UNC youth served despite down season

Tar Heels, mired by injuries, finished 3-9 but gained valuable experience

The experience gained by players like quarterback Nathan Elliott during a diffcult 3-9 season should play off down the road for the Tar Heels. (Charles LeClaire / USA TODAY Sports)

M.J. Stewart had an opportunity to join several of his North Carolina football teammates in the NFL Draft last spring. But he decided instead to return for his senior season “to come back and end on a bang.”

The star cornerback said he has no regrets about his choice, even though his career and the Tar Heels’ season ended with more of a whimper than a bang.

In fact, his comments following Saturday’s 33-21 loss at NC State were remarkably upbeat for a player whose team had just suffered through a 3-9 disaster in which virtually everything that could go wrong did go wrong.

“I’m so proud of the team,” Stewart said. “I can’t be any happier right now. Even when we lost, we fought. That’s all you can ask.”

While that might sound like a classic case of declaring victory to avoid the pain of admitting defeat, Stewart and his teammates actually do have reason to glean at least something positive from an otherwise lost season.

As bad as 2017 might have been, it could have been worse once things began to fly off the rails amid a rash of injuries that saw 21 players — many of them starters — sidelined for Saturday’s finale at Carter-Finley Stadium.

But instead of simply going through the motions once the goals of a winning season and bowl bid became unreachable, the Tar Heels responded by digging in and playing their best football of the year.

After hitting rock bottom with a 59-7 embarrassment at the hands of Virginia Tech, coach Larry Fedora’s team nearly beat Coastal Division champion Miami before winning two of its final three games to create some momentum heading into the offseason.

“You build each week, and we got better as the season went on,” freshman running back Michael Carter said. “It was really all about the experience. For me, individually, I learned a lot this year — things you can do, things you can’t do. I’m excited for what’s ahead.”

If there’s a silver lining to the dark cloud that hung over UNC this season it’s that its young players might be farther along in their development than they might otherwise be because of the adversity that pressed them into service before they were ready.

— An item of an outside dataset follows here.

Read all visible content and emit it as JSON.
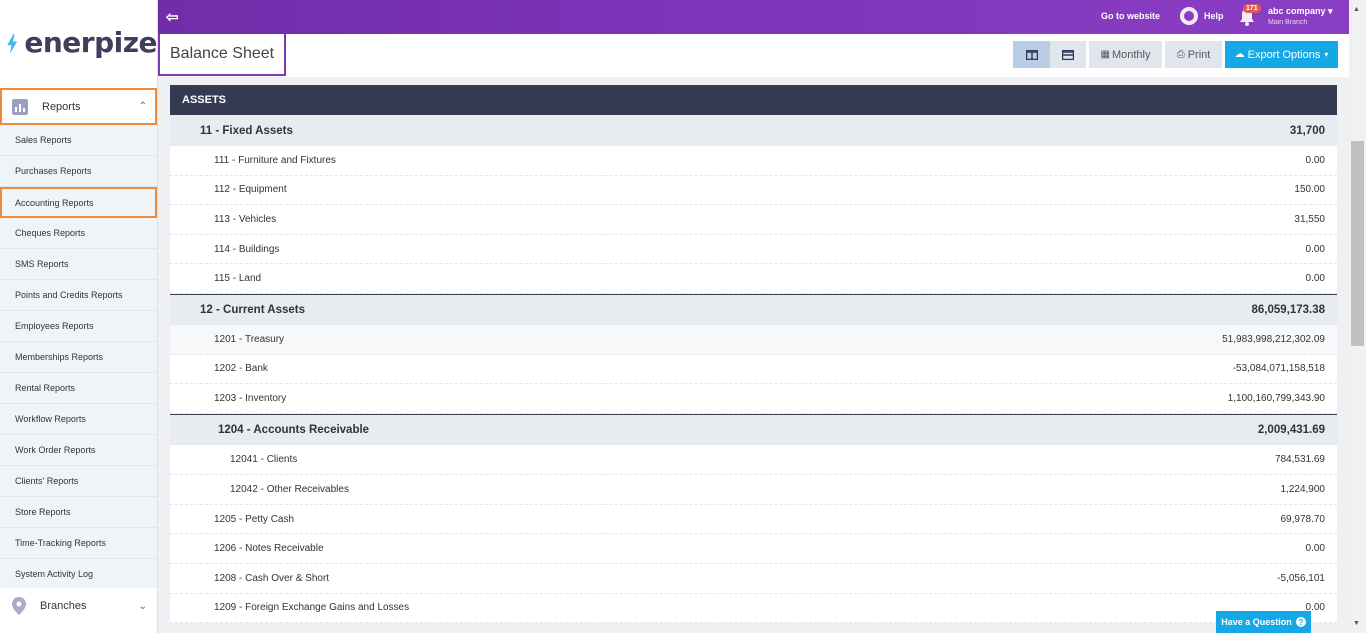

Among them are Carter, who averaged 5.8 yards per carry and led the team in rushing touchdowns with eight, sophomore wide receiver Anthony Ratliff-Williams, who developed into a versatile weapon on both ends of the passing game and special teams, and ball-hawking freshman safety Myles Wolfolk, who recorded 32 tackles and two interceptions.

Fedora and his staff also got good long looks at young quarterbacks Chazz Surratt and Nathan Elliott, both of whom had flashes of success despite the handicap of inexperience and playing behind a less-than-stellar offensive line.

Their performances under game conditions will go a long way toward helping Fedora determine where his program stands and what it needs to do to get back on a winning course.

“You can look at it two ways,” said Elliott, who started the final three games, throwing for 925 yards and 10 touchdowns with five interceptions “Obviously, it’s very frustrating to not be winning as many games as you want to win. Another way is that it gave a lot of guys opportunities this year, a lot of younger guys who were given forced reps, which I think is going to pay off in the end.”

One thing Fedora said he won’t do is change his basic coaching philosophy because of one bad season, complicated by an unprecedented epidemic of injuries.

“We’ll go back and evaluate everything, everything that we do in this program,” he said. “We never stop doing that. We’ll try to tweak things to make them better. Hopefully, we’re going to get a bunch of guys healed up and then we’ll be ready to go.”